Interview with Dr. Tony Golsby-Smith

Davin Greenwell, April 10, 2020 at 1:04 PM
Tony is the founder and CEO of Second Road Pty Ltd. Consulting for more than 20 years, he combines the arts of language, design and creative thinking to help transform corporate cultures through strategic innovation. Tony elaborates on the value of design with this series of questions.

DW: What are you looking forward to most about Design Currency 2010?

TGS: Well firstly i love Vancouver and have some good friends there so that is uppermost in my mind. As for the conference, I am looking forward to talking to eager young designer who want to stretch their wings beyond the traditional cosmetic applications of design. Many designers feel they are marginalised in the halls of commerce and engaged too late in thinking processes. They feel their thinking is not valued by the mainstream of corporations. I am looking forward to stretching their horizons and giving them some hope as well as challenges.

DW: What does the conference theme “Design Currency” mean to you?

TGS: Primarily it refers to relevance. Is Design going to get a seat at the main table or be condemned to the edges of education , enterprise and social significance. Is design just about cosmetics and packaging practised by flakey lightweights or does it have something more to offer? In other words, what is our vision for design and what strategy will we take as an industry to play more of the main game.

DW: If design was currency, who would have the most? Who would have the least?

TGS: Frankly I don’t like this question because it quantifies design like a commodity that someone possesses. Design is about the opposite. It should liberate and give. Design is the gift of grace and ability to human beings. So with that demurral I will add one more direct answer to this question. Professional designers don’t own design thinking. Design thinking is a broader human capability than a professional one. In order for design to become as influential as it suspects it deserves to be, it will need to accept this widening of its boundaries.

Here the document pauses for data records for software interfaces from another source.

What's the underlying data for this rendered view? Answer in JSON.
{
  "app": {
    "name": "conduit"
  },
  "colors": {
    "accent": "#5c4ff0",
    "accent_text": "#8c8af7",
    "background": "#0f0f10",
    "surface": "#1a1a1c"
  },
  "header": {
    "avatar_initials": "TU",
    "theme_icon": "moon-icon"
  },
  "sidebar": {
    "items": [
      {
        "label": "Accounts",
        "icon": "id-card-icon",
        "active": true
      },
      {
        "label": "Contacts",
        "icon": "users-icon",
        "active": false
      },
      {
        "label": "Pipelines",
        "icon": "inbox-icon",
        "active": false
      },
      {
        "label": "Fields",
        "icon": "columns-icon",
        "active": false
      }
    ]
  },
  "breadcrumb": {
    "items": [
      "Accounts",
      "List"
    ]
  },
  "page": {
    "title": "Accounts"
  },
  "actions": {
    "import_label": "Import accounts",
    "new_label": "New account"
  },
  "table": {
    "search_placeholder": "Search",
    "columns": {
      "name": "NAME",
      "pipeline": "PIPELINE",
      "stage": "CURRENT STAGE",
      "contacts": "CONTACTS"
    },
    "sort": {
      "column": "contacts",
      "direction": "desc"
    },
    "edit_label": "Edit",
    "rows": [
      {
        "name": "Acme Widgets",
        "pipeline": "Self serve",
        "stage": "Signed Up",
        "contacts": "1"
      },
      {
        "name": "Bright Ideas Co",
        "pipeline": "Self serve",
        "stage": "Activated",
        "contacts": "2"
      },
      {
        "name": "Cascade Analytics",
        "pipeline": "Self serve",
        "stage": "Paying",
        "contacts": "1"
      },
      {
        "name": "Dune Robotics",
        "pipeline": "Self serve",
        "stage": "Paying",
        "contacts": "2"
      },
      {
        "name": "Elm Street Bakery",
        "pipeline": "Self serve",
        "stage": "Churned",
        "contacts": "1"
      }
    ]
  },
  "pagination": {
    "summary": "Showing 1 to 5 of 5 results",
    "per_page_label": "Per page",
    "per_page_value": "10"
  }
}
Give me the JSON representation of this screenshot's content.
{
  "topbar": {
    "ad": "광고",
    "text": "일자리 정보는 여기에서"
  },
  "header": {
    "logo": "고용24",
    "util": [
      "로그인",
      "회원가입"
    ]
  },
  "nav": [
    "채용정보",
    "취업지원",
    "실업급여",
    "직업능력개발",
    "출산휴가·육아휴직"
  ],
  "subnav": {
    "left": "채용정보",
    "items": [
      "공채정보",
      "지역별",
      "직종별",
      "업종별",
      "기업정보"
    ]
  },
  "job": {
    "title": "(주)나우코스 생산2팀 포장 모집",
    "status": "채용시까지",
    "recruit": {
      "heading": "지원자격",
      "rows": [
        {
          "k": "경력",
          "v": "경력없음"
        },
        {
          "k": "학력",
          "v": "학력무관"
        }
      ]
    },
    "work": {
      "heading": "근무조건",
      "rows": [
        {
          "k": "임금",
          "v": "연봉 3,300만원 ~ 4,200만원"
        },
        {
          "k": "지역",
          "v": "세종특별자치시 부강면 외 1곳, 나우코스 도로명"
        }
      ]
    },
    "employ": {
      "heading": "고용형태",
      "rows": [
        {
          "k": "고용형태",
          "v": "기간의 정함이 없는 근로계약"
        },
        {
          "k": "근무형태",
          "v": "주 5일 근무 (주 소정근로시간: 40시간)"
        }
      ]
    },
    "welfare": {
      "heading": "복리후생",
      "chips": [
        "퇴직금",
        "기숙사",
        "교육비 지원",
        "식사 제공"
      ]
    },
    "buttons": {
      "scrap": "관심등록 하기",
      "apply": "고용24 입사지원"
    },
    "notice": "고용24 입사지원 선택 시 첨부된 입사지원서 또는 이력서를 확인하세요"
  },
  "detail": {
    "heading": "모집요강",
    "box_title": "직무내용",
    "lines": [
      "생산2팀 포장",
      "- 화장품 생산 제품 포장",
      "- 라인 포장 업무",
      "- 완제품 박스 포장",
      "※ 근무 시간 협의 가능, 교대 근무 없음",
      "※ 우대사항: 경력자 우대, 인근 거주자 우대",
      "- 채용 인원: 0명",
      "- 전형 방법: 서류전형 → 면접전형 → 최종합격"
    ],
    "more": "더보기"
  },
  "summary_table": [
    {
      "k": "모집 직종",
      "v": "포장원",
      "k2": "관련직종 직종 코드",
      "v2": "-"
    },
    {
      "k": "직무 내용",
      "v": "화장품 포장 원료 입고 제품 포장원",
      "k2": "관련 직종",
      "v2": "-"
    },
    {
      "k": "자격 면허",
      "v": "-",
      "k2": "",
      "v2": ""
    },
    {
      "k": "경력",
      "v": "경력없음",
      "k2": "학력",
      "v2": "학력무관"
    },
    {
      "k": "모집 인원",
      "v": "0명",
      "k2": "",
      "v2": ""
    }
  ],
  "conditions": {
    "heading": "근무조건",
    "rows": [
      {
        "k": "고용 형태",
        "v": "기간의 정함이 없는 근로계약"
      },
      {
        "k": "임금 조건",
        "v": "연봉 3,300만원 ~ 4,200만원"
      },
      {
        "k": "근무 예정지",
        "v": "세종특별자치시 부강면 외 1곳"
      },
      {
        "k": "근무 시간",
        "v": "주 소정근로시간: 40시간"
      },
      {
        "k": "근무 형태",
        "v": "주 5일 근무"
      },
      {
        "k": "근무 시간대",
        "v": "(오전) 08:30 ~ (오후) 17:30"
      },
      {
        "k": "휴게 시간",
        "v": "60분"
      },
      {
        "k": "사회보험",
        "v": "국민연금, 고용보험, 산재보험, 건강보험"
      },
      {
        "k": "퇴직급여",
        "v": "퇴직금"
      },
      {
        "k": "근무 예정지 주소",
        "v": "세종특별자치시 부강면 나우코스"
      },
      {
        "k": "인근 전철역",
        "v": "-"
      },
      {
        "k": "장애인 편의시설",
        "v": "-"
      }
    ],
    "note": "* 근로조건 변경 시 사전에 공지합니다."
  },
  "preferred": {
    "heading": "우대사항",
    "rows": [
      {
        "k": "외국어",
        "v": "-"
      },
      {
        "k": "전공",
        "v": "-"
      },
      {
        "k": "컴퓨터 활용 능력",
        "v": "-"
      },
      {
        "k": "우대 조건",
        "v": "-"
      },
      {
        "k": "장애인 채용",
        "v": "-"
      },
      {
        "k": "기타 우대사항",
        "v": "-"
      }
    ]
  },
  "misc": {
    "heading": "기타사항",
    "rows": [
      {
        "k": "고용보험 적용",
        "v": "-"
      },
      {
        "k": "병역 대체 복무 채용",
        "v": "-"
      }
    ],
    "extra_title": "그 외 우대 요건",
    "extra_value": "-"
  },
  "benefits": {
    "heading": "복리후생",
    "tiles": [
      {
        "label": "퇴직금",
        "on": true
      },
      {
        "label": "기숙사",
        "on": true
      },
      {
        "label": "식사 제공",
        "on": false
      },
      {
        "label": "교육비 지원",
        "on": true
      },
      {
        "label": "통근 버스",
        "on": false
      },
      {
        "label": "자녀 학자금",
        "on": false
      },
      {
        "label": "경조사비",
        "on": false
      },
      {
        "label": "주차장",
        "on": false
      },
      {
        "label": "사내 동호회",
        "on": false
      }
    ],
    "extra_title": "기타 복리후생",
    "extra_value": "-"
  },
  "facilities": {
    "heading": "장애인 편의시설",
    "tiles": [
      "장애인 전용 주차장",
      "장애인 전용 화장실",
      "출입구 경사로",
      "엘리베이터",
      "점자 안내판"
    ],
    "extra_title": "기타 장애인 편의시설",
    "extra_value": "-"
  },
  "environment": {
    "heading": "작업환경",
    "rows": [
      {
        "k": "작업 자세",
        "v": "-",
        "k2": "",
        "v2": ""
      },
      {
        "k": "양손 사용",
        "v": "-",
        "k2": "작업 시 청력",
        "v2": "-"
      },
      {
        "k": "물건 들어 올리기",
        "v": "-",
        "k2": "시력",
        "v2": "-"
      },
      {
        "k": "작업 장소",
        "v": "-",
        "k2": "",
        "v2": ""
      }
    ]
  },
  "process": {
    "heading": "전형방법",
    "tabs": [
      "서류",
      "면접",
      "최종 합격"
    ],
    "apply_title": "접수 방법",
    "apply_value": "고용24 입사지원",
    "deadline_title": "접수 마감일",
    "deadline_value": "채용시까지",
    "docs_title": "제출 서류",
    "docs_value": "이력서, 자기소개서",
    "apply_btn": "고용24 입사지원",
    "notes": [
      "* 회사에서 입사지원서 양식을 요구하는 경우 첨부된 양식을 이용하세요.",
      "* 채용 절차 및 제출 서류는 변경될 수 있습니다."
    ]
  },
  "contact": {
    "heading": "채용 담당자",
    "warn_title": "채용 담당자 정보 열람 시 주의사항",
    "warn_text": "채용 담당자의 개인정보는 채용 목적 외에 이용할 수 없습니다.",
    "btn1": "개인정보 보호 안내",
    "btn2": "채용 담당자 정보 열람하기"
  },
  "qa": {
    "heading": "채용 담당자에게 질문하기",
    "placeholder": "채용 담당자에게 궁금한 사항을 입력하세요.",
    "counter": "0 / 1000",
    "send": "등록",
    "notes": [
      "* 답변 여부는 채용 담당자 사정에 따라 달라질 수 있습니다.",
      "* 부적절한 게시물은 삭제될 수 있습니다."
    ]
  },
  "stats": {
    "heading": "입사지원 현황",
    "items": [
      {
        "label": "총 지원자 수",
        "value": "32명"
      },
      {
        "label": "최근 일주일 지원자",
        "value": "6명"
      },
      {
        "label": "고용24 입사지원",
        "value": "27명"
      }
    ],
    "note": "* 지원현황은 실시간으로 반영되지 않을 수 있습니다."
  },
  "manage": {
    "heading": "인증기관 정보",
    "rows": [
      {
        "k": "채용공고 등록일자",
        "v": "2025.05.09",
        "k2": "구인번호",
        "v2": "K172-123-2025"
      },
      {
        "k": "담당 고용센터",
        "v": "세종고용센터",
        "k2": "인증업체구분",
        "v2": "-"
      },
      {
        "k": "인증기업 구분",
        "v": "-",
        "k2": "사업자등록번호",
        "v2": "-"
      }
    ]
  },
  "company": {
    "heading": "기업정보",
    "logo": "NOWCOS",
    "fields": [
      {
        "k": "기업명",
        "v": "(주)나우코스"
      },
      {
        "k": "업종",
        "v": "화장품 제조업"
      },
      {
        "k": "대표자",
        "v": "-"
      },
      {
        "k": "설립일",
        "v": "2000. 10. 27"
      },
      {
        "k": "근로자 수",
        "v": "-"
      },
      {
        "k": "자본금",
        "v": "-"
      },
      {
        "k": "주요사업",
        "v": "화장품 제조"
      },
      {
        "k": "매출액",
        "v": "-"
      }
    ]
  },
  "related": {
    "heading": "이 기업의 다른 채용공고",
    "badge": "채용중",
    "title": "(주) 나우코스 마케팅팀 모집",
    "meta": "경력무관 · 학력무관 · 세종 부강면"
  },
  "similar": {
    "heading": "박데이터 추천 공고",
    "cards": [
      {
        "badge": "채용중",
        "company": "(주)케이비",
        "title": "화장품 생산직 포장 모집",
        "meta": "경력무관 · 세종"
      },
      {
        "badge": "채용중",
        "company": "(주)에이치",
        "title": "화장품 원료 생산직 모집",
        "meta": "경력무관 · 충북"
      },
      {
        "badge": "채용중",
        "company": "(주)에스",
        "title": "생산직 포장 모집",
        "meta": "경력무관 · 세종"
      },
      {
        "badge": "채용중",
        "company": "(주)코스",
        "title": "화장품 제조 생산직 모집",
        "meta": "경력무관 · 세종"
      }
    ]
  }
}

DW: What criteria do you use to evaluate design?

TGS: A good design stretches a system or service along three, possibly four co-ordinates. Firstly ethos – ie good designs say something significant and emanate from beliefs and vision. Secondly logos meaning that good designs are elegant and aesthetic but even more – they emanate from deep theory about the structure and shape of ideas. Thirdly pathos – they recover humanism in all things and speak for the people and their experience. The Greeks summarised these as the good, beautiful and true. That works for me.


Dr. Tony Golsby-Smith will be speaking at Design Currency 2010. Learn more about him on the Dr. Tony Golsby-Smith speaker page.

Posted In:Interviews